• _Extracted material_
#####
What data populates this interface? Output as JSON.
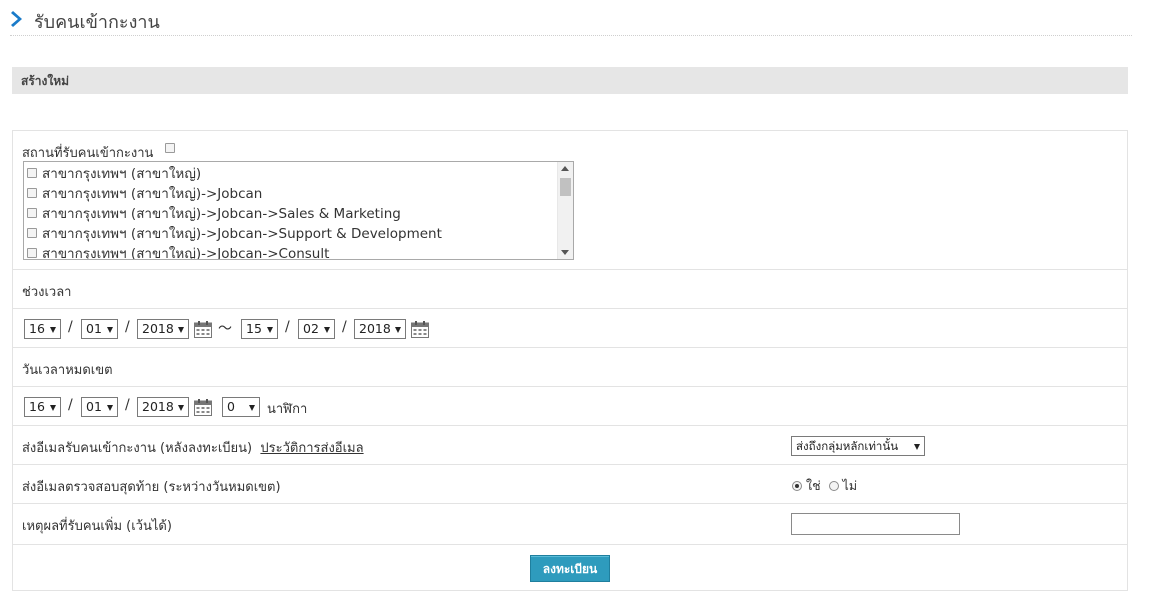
{
  "header": {
    "title": "รับคนเข้ากะงาน"
  },
  "section": {
    "label": "สร้างใหม่"
  },
  "locations": {
    "label": "สถานที่รับคนเข้ากะงาน",
    "items": [
      "สาขากรุงเทพฯ (สาขาใหญ่)",
      "สาขากรุงเทพฯ (สาขาใหญ่)->Jobcan",
      "สาขากรุงเทพฯ (สาขาใหญ่)->Jobcan->Sales & Marketing",
      "สาขากรุงเทพฯ (สาขาใหญ่)->Jobcan->Support & Development",
      "สาขากรุงเทพฯ (สาขาใหญ่)->Jobcan->Consult"
    ]
  },
  "period": {
    "label": "ช่วงเวลา",
    "from": {
      "day": "16",
      "month": "01",
      "year": "2018"
    },
    "tilde": "～",
    "to": {
      "day": "15",
      "month": "02",
      "year": "2018"
    },
    "sep": "/"
  },
  "deadline": {
    "label": "วันเวลาหมดเขต",
    "day": "16",
    "month": "01",
    "year": "2018",
    "minute": "0",
    "minute_unit": "นาฬิกา"
  },
  "email_notice": {
    "label": "ส่งอีเมลรับคนเข้ากะงาน (หลังลงทะเบียน)",
    "history_link": "ประวัติการส่งอีเมล",
    "select_value": "ส่งถึงกลุ่มหลักเท่านั้น"
  },
  "final_email": {
    "label": "ส่งอีเมลตรวจสอบสุดท้าย (ระหว่างวันหมดเขต)",
    "yes": "ใช่",
    "no": "ไม่"
  },
  "reason": {
    "label": "เหตุผลที่รับคนเพิ่ม (เว้นได้)",
    "value": ""
  },
  "submit_label": "ลงทะเบียน",
  "colors": {
    "accent": "#1a7bc9",
    "button": "#2e9bbd",
    "section_bg": "#e6e6e6"
  }
}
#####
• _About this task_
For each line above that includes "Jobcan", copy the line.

• _Output of the task_
      "สาขากรุงเทพฯ (สาขาใหญ่)->Jobcan",
      "สาขากรุงเทพฯ (สาขาใหญ่)->Jobcan->Sales & Marketing",
      "สาขากรุงเทพฯ (สาขาใหญ่)->Jobcan->Support & Development",
      "สาขากรุงเทพฯ (สาขาใหญ่)->Jobcan->Consult"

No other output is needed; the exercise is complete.